An Indiana county at the center of the state's drug abuse-related HIV outbreak will continue its needle exchange for up to a year, local officials said on Thursday.
Scott County is the first county in the Midwestern state to be approved to provide clean needles to battle the outbreak linked to intravenous drug use.
Governor Mike Pence had signed a law earlier this month that allows counties to seek permission for such programs when fighting HIV or Hepatitis C epidemics tied to drug abuse, although it provides no funding.
The number of HIV cases since last December has risen to 160 in Scott County, a largely rural area in southern Indiana about 30 miles north of Louisville, Kentucky, government officials said. The county, with fewer than 24,000 residents, previously had five or fewer HIV cases diagnosed per year.
A Republican who has expressed reservations about needle-sharing programs, Pence declared a public health emergency in Scott County and approved a state-run program in March. Pence extended the declaration last month.
Dr. Jerome Adams, the state's health commissioner, approved the county-run exchange to start on May 25, a day after Pence’s order is set to expire.
In its request to allow the year-long program, Scott County officials said needle-sharing has decreased as a result of the exchange, with 14,981 used needles taken off the streets and 16,952 new ones distributed.
Under the new law, state funds cannot be used for the exchange. Scott County officials said they are accepting donations of funds and supplies as companies and even some diabetics have given their unused needles for the cause.
Needle exchange programs provide drug users with sterile needles to try to stop infections from spreading through the sharing of contaminated needles.
No other Indiana county so far has requested to start an exchange, but neighboring counties are monitoring the situation in Scott.
Human immunodeficiency virus (HIV), can cause AIDS, or Acquired Immune Deficiency Syndrome.

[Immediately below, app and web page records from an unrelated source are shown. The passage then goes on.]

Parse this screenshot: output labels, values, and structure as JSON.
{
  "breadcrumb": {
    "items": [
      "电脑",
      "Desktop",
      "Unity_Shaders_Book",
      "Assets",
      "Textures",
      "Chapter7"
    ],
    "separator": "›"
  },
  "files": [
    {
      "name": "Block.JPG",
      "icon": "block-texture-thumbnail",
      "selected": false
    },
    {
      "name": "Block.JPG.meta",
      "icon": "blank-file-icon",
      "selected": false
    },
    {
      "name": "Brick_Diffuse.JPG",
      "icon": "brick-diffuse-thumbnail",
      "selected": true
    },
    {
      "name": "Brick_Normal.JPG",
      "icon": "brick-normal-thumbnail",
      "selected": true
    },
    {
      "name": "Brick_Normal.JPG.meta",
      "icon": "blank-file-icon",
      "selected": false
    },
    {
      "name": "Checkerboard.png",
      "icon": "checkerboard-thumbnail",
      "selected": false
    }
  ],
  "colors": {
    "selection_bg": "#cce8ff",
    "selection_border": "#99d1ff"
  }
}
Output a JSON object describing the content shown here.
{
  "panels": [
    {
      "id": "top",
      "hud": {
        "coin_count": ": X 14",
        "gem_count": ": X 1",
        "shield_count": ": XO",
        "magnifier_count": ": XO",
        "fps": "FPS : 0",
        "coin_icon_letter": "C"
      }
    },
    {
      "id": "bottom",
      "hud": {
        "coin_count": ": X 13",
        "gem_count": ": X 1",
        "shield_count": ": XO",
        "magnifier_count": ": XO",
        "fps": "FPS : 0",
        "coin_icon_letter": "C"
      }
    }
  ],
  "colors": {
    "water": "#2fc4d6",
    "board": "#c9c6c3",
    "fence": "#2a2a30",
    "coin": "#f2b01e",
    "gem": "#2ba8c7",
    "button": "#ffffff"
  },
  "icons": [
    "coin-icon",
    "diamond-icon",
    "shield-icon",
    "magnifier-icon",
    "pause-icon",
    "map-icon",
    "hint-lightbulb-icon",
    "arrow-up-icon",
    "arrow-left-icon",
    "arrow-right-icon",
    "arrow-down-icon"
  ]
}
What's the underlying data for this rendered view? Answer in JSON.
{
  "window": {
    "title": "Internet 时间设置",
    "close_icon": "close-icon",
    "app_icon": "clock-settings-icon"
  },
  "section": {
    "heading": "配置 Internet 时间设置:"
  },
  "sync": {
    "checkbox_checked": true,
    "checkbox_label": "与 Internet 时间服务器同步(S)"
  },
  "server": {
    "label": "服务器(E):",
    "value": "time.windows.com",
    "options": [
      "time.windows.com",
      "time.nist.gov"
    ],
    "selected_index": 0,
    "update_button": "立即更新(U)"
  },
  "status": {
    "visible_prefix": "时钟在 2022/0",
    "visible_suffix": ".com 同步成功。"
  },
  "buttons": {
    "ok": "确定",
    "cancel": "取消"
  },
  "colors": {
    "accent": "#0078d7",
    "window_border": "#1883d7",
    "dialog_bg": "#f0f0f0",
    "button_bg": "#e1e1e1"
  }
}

More than 1.2 million people in the United States are living with HIV, according to the U.S. Centers for Disease Control and Prevention.